21 June, 2012 | News

Amazing new method for testing blood without a needleAre you among the many who get squeamish or have difficulties giving blood? You’ll be happy to know that there are groups worldwide working on devices that will make testing blood and administering medication intravenously easier and more efficient. One such noteworthy endeavor led by Dr. Dvir Yelin at the Biomedical Optics Laboratory, Technion Israel Institute of Technology, is working on the development of a non-invasive blood test that will allow medical practicians to view and analyze a patient’s blood, reliably and in real time without the use of a needle or costly blood labs.

Measuring a patient’s blood composition is the first step in making a diagnosis. Currently this is done by extracting blood with a needle. However, difficulties associated with invasive blood extraction; patients with phobias, hard to find veins, and delays in receiving results; particularly problematic for critical cases, has led to the need to advance blood testing methods.

One of the focuses of Dr. Dvir Yelin’s group is creating minimally invasive devices through advanced optics to address some of today’s clinical challenges. The device currently under development is non-invasive imaging of flowing blood cells using label-free spectrally encoded flow Cytometry (SEFC). Instead of a needle, the device uses a compact imaging probe placed on the patient’s lower lip to allow medical professionals to observe blood dynamics live, within the vein, transmitted to their personal computer using custom program (Labview, National Instruments).
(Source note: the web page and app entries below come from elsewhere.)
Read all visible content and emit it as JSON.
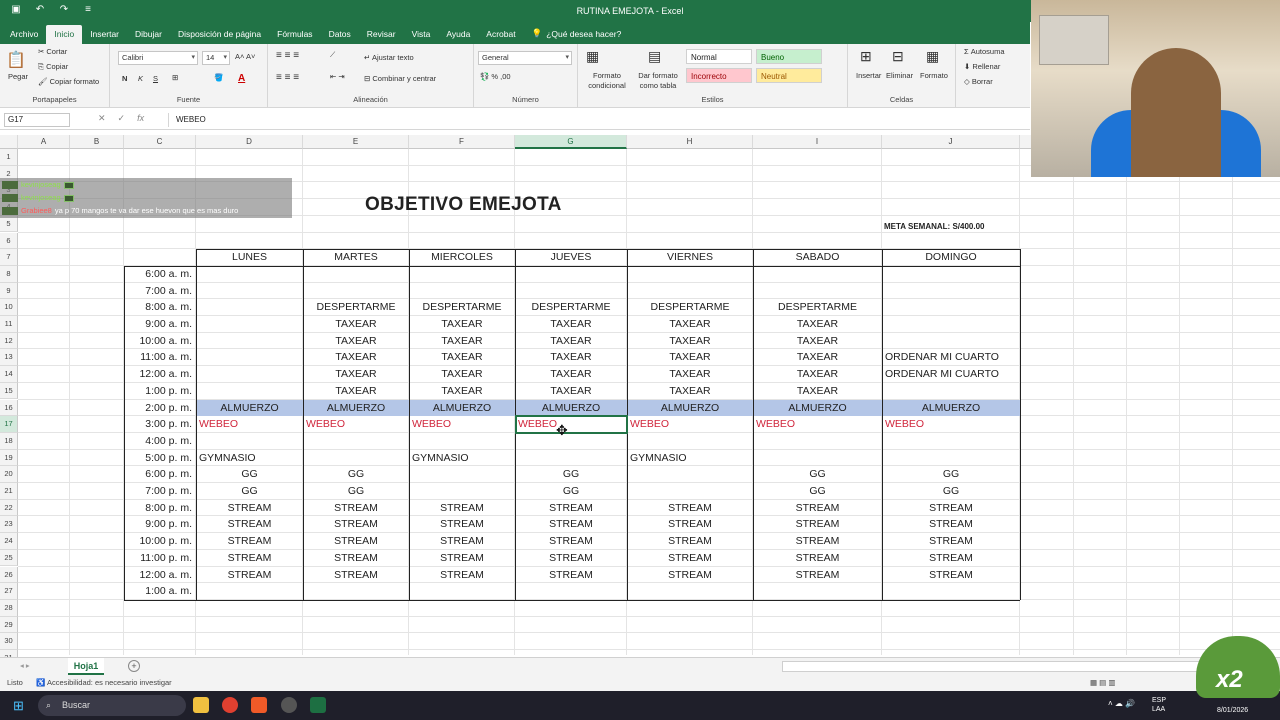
{
  "titlebar": {
    "title": "RUTINA EMEJOTA  -  Excel"
  },
  "tabs": [
    "Archivo",
    "Inicio",
    "Insertar",
    "Dibujar",
    "Disposición de página",
    "Fórmulas",
    "Datos",
    "Revisar",
    "Vista",
    "Ayuda",
    "Acrobat"
  ],
  "tell_me": "¿Qué desea hacer?",
  "ribbon": {
    "clipboard": {
      "paste": "Pegar",
      "cut": "Cortar",
      "copy": "Copiar",
      "format_painter": "Copiar formato",
      "label": "Portapapeles"
    },
    "font": {
      "name": "Calibri",
      "size": "14",
      "label": "Fuente",
      "bold": "N",
      "italic": "K",
      "underline": "S"
    },
    "alignment": {
      "wrap": "Ajustar texto",
      "merge": "Combinar y centrar",
      "label": "Alineación"
    },
    "number": {
      "format": "General",
      "label": "Número"
    },
    "styles": {
      "conditional": "Formato condicional",
      "table": "Dar formato como tabla",
      "normal": "Normal",
      "good": "Bueno",
      "bad": "Incorrecto",
      "neutral": "Neutral",
      "label": "Estilos"
    },
    "cells": {
      "insert": "Insertar",
      "delete": "Eliminar",
      "format": "Formato",
      "label": "Celdas"
    },
    "editing": {
      "autosum": "Autosuma",
      "fill": "Rellenar",
      "clear": "Borrar"
    }
  },
  "formula_bar": {
    "name_box": "G17",
    "content": "WEBEO"
  },
  "columns": [
    "A",
    "B",
    "C",
    "D",
    "E",
    "F",
    "G",
    "H",
    "I",
    "J"
  ],
  "rows": [
    "1",
    "2",
    "3",
    "4",
    "5",
    "6",
    "7",
    "8",
    "9",
    "10",
    "11",
    "12",
    "13",
    "14",
    "15",
    "16",
    "17",
    "18",
    "19",
    "20",
    "21",
    "22",
    "23",
    "24",
    "25",
    "26",
    "27",
    "28",
    "29",
    "30",
    "31"
  ],
  "chat": [
    {
      "user": "kevinjoseag",
      "msg": ""
    },
    {
      "user": "kevinjoseag",
      "msg": ""
    },
    {
      "user": "Grabiee8",
      "msg": "ya p 70 mangos te va dar ese huevon que es mas duro"
    }
  ],
  "sheet_title": "OBJETIVO EMEJOTA",
  "meta": "META SEMANAL: S/400.00",
  "days": [
    "LUNES",
    "MARTES",
    "MIERCOLES",
    "JUEVES",
    "VIERNES",
    "SABADO",
    "DOMINGO"
  ],
  "schedule": [
    {
      "time": "6:00 a. m.",
      "cells": [
        "",
        "",
        "",
        "",
        "",
        "",
        ""
      ]
    },
    {
      "time": "7:00 a. m.",
      "cells": [
        "",
        "",
        "",
        "",
        "",
        "",
        ""
      ]
    },
    {
      "time": "8:00 a. m.",
      "cells": [
        "",
        "DESPERTARME",
        "DESPERTARME",
        "DESPERTARME",
        "DESPERTARME",
        "DESPERTARME",
        ""
      ]
    },
    {
      "time": "9:00 a. m.",
      "cells": [
        "",
        "TAXEAR",
        "TAXEAR",
        "TAXEAR",
        "TAXEAR",
        "TAXEAR",
        ""
      ]
    },
    {
      "time": "10:00 a. m.",
      "cells": [
        "",
        "TAXEAR",
        "TAXEAR",
        "TAXEAR",
        "TAXEAR",
        "TAXEAR",
        ""
      ]
    },
    {
      "time": "11:00 a. m.",
      "cells": [
        "",
        "TAXEAR",
        "TAXEAR",
        "TAXEAR",
        "TAXEAR",
        "TAXEAR",
        "ORDENAR MI CUARTO"
      ]
    },
    {
      "time": "12:00 a. m.",
      "cells": [
        "",
        "TAXEAR",
        "TAXEAR",
        "TAXEAR",
        "TAXEAR",
        "TAXEAR",
        "ORDENAR MI CUARTO"
      ]
    },
    {
      "time": "1:00 p. m.",
      "cells": [
        "",
        "TAXEAR",
        "TAXEAR",
        "TAXEAR",
        "TAXEAR",
        "TAXEAR",
        ""
      ]
    },
    {
      "time": "2:00 p. m.",
      "cells": [
        "ALMUERZO",
        "ALMUERZO",
        "ALMUERZO",
        "ALMUERZO",
        "ALMUERZO",
        "ALMUERZO",
        "ALMUERZO"
      ]
    },
    {
      "time": "3:00 p. m.",
      "cells": [
        "WEBEO",
        "WEBEO",
        "WEBEO",
        "WEBEO",
        "WEBEO",
        "WEBEO",
        "WEBEO"
      ]
    },
    {
      "time": "4:00 p. m.",
      "cells": [
        "",
        "",
        "",
        "",
        "",
        "",
        ""
      ]
    },
    {
      "time": "5:00 p. m.",
      "cells": [
        "GYMNASIO",
        "",
        "GYMNASIO",
        "",
        "GYMNASIO",
        "",
        ""
      ]
    },
    {
      "time": "6:00 p. m.",
      "cells": [
        "GG",
        "GG",
        "",
        "GG",
        "",
        "GG",
        "GG"
      ]
    },
    {
      "time": "7:00 p. m.",
      "cells": [
        "GG",
        "GG",
        "",
        "GG",
        "",
        "GG",
        "GG"
      ]
    },
    {
      "time": "8:00 p. m.",
      "cells": [
        "STREAM",
        "STREAM",
        "STREAM",
        "STREAM",
        "STREAM",
        "STREAM",
        "STREAM"
      ]
    },
    {
      "time": "9:00 p. m.",
      "cells": [
        "STREAM",
        "STREAM",
        "STREAM",
        "STREAM",
        "STREAM",
        "STREAM",
        "STREAM"
      ]
    },
    {
      "time": "10:00 p. m.",
      "cells": [
        "STREAM",
        "STREAM",
        "STREAM",
        "STREAM",
        "STREAM",
        "STREAM",
        "STREAM"
      ]
    },
    {
      "time": "11:00 p. m.",
      "cells": [
        "STREAM",
        "STREAM",
        "STREAM",
        "STREAM",
        "STREAM",
        "STREAM",
        "STREAM"
      ]
    },
    {
      "time": "12:00 a. m.",
      "cells": [
        "STREAM",
        "STREAM",
        "STREAM",
        "STREAM",
        "STREAM",
        "STREAM",
        "STREAM"
      ]
    },
    {
      "time": "1:00 a. m.",
      "cells": [
        "",
        "",
        "",
        "",
        "",
        "",
        ""
      ]
    }
  ],
  "sheet_tab": "Hoja1",
  "status": {
    "ready": "Listo",
    "accessibility": "Accesibilidad: es necesario investigar"
  },
  "taskbar": {
    "search": "Buscar",
    "lang": "ESP",
    "lang2": "LAA",
    "date": "8/01/2026"
  },
  "overlay": {
    "badge": "x2"
  },
  "colors": {
    "excel_green": "#217346",
    "lunch_fill": "#b4c6e7",
    "webeo_red": "#d0253b"
  },
  "icons": [
    "save-icon",
    "undo-icon",
    "redo-icon",
    "lightbulb-icon",
    "search-icon",
    "windows-icon",
    "folder-icon",
    "chrome-icon",
    "brave-icon",
    "excel-icon"
  ]
}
On test subjects, so far researchers have achieved placing the small imaging probe stationary on the patient’s lower lip for a period of up to 30 seconds, mainly because the subject couldn’t remain still for longer periods. Researchers demonstrated that they were able to use their technique to take rapid images over a span of time and view the RBC’s and WBC’s that passed through that area, observing their composition and behavior. The device tests detected blood vessels at depths ranging from 70 μm to 200 μm under the tissue surface.

By combining the SEFC optics with simple diffused imaging using green light, the researchers were able to take advantage of the contrast between blood vessels and the surrounding tissue to locate the small target vessels. Once a vessel is identified by the green imaging channel, the blood cells flowing in it were imaged by the SEFC high numerical-aperture optics, based on the reflected light only. This resolved issues in earlier use of optics that required chemical dye in order to differentiate between tissue parts, something only applicable in research and not on actual patients. This and limited imaging speed had previously prevented researchers from getting a true look at active circulation.

There is enormous potential yet for SEFC to not only allow non-invasive, continued observation of blood dynamics to take immediate blood cell counts at a patient’s bedside, avoiding time consuming and costly lab results; as well, there are untapped applications for diagnosis and clinical research to be explored. Although much more work remains to be done before the SEFC Device would be ready for market; Yelin’s group has established that the technology is possible.

For more information, visit their website: http://yelin.bm.technion.ac.il